The term that really applies is HEV, which stands for hybrid electric vehicle. These are the most fuel efficient vehicles available to most of us.
While the actual configuration may vary due to the manufacturer’s design intentions, they generally combine a small gasoline engine (by regular vehicle standards) with an electric motor.
While the gasoline engine does most of the locomotion at highway speeds, when less fuel is required, it’s also available to provide the extra power that the electric motor can’t provide or sustain for long.
The electric motor/battery combination can get the car moving in some cases, keep the systems going without the gas engine having to idle at stops like lights and driving, and can assist the gas engine as it powers the car. hybrid vehicle on the road. Not only is fuel saved while the electric motor keeps vehicle systems in what would normally be idle situations, but this means less pollution is emitted into the air, generally within the confines of our most polluted areas…our cities. .
During the rolling of the vehicle, particularly in situations of inertia, the battery that supplies energy to the electric motor is recharged. When braking at lower speeds (within town, stop-starts), regenerative braking is usually used to stop the car rather than the brakes themselves. In regenerative braking, the electric motor actually changes polarity, becoming an electrical generator that recharges the battery. This switch from engine to generator creates a reverse torque that is used to slow and stop the vehicle. At highway speeds, normal braking occurs.
Sometimes the charge inside the battery may drop below the required level and at such times the small petrol engine automatically turns on to recharge the battery.

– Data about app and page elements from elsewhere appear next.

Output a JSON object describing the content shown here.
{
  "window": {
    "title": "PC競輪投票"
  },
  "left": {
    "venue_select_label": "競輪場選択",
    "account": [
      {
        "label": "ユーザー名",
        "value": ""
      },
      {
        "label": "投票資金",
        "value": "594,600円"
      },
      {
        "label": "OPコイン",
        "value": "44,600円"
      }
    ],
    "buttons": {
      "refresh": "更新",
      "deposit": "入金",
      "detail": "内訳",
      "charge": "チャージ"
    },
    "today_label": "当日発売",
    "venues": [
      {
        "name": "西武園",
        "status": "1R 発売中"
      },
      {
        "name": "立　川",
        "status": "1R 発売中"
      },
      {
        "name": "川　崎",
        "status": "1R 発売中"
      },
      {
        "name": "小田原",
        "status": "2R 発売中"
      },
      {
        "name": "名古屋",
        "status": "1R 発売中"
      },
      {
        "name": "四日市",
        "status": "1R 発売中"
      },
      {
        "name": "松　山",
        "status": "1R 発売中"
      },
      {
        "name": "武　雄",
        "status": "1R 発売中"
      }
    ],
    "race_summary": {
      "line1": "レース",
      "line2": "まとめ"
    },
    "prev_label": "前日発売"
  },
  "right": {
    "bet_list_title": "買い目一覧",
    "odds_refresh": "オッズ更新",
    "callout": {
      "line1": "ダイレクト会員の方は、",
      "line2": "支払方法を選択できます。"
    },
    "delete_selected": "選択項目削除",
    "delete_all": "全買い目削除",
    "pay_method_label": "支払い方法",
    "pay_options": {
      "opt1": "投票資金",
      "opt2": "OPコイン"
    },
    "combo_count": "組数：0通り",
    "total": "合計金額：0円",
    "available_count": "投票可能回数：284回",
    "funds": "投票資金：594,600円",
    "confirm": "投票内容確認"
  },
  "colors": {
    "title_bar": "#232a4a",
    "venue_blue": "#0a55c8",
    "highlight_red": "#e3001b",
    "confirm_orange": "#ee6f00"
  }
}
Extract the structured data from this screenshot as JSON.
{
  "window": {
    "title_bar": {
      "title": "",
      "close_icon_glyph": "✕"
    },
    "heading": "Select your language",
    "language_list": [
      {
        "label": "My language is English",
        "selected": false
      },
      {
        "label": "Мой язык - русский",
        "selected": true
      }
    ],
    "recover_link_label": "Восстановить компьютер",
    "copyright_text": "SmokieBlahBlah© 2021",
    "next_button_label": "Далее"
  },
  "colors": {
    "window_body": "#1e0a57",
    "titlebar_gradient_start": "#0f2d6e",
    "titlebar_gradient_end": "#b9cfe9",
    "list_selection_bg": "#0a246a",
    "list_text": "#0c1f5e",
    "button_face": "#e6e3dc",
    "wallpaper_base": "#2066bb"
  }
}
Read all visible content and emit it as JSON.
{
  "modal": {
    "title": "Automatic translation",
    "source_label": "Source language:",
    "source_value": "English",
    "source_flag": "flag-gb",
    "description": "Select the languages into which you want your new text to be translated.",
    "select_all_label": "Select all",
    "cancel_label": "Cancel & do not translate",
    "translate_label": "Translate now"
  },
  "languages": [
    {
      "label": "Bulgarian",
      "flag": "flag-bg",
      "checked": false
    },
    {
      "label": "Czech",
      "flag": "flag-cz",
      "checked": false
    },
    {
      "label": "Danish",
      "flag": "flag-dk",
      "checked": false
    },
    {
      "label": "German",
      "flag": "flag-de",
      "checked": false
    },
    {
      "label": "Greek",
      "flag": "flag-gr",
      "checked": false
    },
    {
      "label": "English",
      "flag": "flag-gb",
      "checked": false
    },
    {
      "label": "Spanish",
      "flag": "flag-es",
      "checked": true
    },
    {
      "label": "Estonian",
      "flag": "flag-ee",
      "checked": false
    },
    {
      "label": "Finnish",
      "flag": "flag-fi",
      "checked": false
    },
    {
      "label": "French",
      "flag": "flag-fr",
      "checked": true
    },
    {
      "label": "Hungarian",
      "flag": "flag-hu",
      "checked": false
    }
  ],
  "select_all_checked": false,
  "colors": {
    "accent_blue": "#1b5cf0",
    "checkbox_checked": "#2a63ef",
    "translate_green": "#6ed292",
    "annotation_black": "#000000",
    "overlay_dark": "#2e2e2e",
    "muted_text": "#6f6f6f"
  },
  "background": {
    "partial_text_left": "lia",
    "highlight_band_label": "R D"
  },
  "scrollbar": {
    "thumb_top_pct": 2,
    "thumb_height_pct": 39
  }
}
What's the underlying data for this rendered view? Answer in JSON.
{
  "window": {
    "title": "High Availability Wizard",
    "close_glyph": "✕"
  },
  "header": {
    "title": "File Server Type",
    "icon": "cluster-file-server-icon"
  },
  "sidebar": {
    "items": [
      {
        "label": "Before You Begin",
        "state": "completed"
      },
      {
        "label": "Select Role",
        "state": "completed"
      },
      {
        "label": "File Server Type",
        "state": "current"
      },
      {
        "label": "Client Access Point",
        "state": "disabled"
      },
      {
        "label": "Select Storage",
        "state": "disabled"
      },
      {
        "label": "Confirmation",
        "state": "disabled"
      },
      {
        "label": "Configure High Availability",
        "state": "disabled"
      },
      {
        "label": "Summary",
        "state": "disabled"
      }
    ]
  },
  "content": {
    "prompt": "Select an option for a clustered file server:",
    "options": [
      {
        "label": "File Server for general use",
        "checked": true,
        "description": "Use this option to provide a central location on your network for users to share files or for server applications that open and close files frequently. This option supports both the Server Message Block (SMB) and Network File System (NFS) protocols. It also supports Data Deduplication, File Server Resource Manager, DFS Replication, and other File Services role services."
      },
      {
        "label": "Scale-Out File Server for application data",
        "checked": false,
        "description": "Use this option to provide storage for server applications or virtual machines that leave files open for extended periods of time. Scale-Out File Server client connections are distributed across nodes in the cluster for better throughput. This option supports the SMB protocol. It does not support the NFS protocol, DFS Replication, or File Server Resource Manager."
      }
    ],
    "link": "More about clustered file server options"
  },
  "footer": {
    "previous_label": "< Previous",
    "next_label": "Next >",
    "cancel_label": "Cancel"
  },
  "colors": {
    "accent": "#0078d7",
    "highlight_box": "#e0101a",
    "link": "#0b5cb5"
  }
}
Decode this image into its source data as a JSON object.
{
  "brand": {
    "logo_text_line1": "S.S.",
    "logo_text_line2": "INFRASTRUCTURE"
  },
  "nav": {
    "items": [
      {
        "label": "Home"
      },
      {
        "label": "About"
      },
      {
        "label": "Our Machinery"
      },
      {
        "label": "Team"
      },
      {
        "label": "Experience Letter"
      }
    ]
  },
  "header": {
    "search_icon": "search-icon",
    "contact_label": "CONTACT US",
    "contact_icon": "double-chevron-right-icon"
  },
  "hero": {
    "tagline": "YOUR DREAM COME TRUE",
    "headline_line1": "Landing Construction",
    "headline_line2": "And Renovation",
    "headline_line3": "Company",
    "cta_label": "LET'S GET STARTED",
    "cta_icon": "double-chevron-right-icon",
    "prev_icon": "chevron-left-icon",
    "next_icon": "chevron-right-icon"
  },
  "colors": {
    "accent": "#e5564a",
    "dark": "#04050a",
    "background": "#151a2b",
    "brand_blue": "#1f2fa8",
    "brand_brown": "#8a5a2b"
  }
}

However, even with hybrids, there are different types of vehicles to meet the needs of the consumer. There are hybrid SUVs, pickup trucks, and small and midsize sedans like the Toyota Prius, which is one of the most fuel-efficient hybrid vehicles available and gets an average of 50 MPG. Larger hybrid vehicles like SUVs and trucks tend to deliver fuel economy in a relative sense. The fuel economy of these larger hybrid vehicles tends to be about the same as that of a gasoline sedan.